|Much like the people in this photo of the bean at Millennium Park in Chicago,
travel distorts relationships. Photo by Charish Badzinski.
Lesson 5: Travel distorts relationships.
Who busted my chops: various
Relationships are challenging enough. Within the pressure cooker of travel, they can either grow fast as fungus or explode in a mushroom cloud. If you’re traveling with strangers, be prepared to feel like intimate friends within an accelerated time period. If you’re traveling with friends, be prepared to navigate some tension.
Lesson 6: There are few problems credit cards can’t solve.
Where card was swiped: various
Remember the pepper spray incident in Amsterdam? Thank you, Visa! Don’t sweat the small stuff—from lodging issues, to getting lost, to being sick, hungry or cold, your credit cards can get you out of any number of binds. Just be sure to call your financial institution to make sure you can use them on your journey—and be sure you’re aware of charges for overseas use.

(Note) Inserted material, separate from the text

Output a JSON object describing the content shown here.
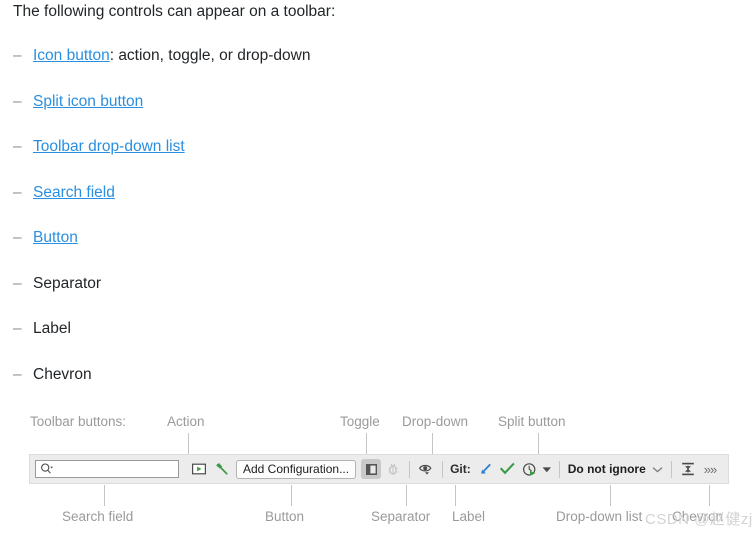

|Yes, Tucson is beautiful. But hang on to your purse. Photo by Charish Badzinski.|
Lesson 7: Don’t carry everything in your purse, and keep your hands on your valuables.
Scene of the crime: Tucson, Az
Friends and I had left our bags in a car so that we could be unencumbered at a dance club. Stupid. Several cars were broken into that night, including ours. My losses included my passport, license, credit cards, cell phone, camera and journal. I’ve also heard of friends having their bag stolen while sitting at a cafe or on a train. Be aware of where your belongings are, and if possible, secure them so no one can snatch them easily.
|Whether you’re bargaining with vendors for the catch of the day or handmade treasures, remember the dignity in all people. Photo by Charish Badzinski.|
Lesson 8: Remember who you’re bargaining with.
Site where I was schooled: Nogales, Mexico
I was a young girl when I visited the border town of Nogales with my family. I prided myself in driving a hard bargain for everything, and I got some good prices on a few souvenirs. Once back in the States, my father wisely pointed out that the people with whom I was bargaining didn’t make much money. It dramatically changed my point of view on bargaining. Now, I look at the goods and services provided in terms of what I am willing to pay for it, not what I think I can bargain vendors down to. It makes me a terrible bargain hunter when I travel, and I take pride in that.
What lessons has travel taught you?
Charish Badzinski is an explorer, foodie and award-winning travel and food writer. When she isn’t working to build her blog: Rollerbag Goddess Rolls the World, she applies her worldview to her small business, providing strategic communications, media relations and writing support to individuals and organizations.
Find Charish on Twitter: @charishb
Rollerbag Goddess Rolls the World by Charish Badzinski is licensed under a Creative Commons Attribution-NonCommercial-NoDerivs 3.0 Unported License.
Based on a work at rollerbaggoddess.blogspot.com.